Use The Rotate Method
The first way I use to correct my image rotation involves the use of image rotation. Make sure your rulers are showing (Cmd/Ctrl +R) and drag a new guide down to a point in your image where there is a visual clue to what should be straight.
I have marked with crosses where the straight line should be. In many cases, you will use the actual horizon in the photo for best results but I will show another method and want to give you a comparison to work with!
Go to your toolbar and select the Measure Tool.
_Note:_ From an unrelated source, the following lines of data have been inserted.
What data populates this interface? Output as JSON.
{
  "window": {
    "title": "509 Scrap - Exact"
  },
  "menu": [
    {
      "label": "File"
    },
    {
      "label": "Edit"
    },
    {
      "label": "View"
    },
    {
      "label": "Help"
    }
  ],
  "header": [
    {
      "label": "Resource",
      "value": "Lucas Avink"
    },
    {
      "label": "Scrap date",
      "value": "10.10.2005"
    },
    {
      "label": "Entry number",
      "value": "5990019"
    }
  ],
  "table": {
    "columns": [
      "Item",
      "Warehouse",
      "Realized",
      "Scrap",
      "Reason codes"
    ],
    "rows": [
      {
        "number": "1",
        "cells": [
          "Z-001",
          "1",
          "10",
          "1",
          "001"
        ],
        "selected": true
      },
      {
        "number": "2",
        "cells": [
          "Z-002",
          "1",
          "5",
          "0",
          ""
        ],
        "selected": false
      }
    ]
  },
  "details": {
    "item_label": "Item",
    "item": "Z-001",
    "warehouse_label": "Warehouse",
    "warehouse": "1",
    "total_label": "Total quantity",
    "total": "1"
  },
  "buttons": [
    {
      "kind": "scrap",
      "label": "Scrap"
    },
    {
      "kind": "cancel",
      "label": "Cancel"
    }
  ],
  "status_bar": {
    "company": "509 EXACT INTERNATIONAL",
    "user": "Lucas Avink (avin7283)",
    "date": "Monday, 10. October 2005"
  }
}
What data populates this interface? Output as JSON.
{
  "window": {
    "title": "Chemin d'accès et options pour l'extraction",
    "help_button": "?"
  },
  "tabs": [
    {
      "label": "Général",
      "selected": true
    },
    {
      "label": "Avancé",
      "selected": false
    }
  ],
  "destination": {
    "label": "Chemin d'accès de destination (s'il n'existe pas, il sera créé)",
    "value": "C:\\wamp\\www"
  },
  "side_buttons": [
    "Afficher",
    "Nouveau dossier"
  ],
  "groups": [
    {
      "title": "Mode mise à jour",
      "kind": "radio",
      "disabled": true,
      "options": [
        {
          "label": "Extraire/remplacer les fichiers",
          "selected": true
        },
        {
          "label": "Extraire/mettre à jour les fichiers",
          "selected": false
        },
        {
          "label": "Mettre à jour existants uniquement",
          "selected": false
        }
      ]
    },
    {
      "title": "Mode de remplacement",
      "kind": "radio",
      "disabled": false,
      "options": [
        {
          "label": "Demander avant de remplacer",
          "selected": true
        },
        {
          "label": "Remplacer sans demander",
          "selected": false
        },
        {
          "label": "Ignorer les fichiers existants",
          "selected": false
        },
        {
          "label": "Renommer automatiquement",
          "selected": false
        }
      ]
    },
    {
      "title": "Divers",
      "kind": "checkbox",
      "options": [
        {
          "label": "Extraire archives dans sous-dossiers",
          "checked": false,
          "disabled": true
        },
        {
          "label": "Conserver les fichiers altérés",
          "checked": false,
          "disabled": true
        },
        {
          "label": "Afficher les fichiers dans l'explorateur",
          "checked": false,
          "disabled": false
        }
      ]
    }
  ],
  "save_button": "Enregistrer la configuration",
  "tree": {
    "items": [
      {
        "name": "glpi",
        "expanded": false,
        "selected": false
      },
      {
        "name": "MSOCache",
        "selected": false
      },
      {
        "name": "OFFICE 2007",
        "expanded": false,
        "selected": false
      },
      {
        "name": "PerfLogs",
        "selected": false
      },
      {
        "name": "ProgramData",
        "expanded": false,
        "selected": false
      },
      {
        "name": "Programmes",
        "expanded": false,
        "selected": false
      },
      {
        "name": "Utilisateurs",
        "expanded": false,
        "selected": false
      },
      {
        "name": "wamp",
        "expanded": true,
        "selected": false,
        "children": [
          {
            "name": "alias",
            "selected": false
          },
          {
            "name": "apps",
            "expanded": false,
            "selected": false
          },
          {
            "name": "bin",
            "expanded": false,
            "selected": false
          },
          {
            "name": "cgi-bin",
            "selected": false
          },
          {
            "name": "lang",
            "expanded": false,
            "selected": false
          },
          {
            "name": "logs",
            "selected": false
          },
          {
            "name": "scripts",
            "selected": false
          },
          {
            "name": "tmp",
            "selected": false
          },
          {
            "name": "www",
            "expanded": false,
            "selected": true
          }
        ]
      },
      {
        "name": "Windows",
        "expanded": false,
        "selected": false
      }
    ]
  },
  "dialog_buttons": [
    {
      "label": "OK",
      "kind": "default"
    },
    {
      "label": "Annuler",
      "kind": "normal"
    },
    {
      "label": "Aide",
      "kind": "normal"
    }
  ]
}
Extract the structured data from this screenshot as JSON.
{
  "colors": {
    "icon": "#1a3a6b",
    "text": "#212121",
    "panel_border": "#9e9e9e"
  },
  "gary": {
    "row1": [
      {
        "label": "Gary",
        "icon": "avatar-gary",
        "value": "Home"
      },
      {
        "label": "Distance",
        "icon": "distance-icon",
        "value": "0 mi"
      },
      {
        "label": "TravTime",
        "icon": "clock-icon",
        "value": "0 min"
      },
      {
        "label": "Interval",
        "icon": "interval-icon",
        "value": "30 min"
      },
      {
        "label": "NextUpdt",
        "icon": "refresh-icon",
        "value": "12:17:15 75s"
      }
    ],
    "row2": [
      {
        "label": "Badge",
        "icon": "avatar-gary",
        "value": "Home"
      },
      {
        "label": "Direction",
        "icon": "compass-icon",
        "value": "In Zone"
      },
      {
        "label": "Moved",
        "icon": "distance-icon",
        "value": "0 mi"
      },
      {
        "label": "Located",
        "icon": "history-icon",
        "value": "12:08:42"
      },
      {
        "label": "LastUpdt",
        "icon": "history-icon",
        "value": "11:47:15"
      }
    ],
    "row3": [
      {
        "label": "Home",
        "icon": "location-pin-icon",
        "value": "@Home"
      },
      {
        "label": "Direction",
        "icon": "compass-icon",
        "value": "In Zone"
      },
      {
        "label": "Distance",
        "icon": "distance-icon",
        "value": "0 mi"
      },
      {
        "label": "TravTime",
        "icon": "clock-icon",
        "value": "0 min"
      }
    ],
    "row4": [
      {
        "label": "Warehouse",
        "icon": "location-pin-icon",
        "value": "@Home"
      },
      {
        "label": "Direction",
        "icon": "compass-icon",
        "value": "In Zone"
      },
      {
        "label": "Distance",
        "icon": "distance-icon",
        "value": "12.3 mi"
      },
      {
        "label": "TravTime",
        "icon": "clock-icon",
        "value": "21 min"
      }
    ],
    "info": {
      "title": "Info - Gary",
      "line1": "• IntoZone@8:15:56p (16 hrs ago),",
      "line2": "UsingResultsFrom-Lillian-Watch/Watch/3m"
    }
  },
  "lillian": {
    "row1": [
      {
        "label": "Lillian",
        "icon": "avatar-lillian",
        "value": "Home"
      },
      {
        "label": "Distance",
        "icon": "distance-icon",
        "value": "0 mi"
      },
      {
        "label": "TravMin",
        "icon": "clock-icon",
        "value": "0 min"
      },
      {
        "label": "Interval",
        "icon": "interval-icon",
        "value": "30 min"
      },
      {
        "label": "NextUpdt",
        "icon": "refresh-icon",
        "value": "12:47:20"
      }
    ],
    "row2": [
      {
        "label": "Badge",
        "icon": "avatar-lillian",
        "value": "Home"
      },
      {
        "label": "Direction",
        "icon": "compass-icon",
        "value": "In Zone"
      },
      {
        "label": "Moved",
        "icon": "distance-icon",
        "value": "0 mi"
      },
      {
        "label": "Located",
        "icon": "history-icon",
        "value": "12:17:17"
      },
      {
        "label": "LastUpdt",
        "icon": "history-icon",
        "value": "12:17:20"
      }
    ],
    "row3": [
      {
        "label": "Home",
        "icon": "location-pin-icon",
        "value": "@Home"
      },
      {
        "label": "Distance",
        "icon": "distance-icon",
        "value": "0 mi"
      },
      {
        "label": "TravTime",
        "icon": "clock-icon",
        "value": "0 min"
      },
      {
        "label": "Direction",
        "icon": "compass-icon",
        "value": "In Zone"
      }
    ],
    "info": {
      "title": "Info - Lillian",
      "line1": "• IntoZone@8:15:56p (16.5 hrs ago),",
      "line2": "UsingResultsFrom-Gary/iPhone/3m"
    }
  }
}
It is hidden under the eye dropper and you can repeatedly use Shift + I to access it. Drag from the corner point (on the guide you just created) to where you want the level to be, basically, the crosses above.
Tip: You can hold down the Cmd/Ctrl key to position the measure more accurately. Go to the Image Menu and choose Image Rotation > Rotate Arbitrary. A panel appears showing you the angle that has been calculated:
Click OK and you will see your picture rotated with the background colour filling in the gaps in the canvas:
Straighten a Picture Using Perspective Crop
In Photoshop CS6, there is a new Perspective Crop Tool which can also be used to straighten images. It’s found on the Crop Tool flyout palette:
Earlier versions of Photoshop had a Perspective option for the Crop Tool, but I find this one is easier to use, thanks to the overlay grid. Select the tool and drag out a grid, then reposition your corner handles, checking both horizon and other useful horizontal lines:
I find this method gives a better and more reliable result across the image as a whole.
Incidentally, if you are on a Mac, both iPhoto and Aperture give you a temporary overlay grid that appears when you rotate your images. I’m sure Lightroom does too, which is also available for Windows. You could always switch your grid on in Photoshop to use as a guide, but personally, I prefer the two methods above.other page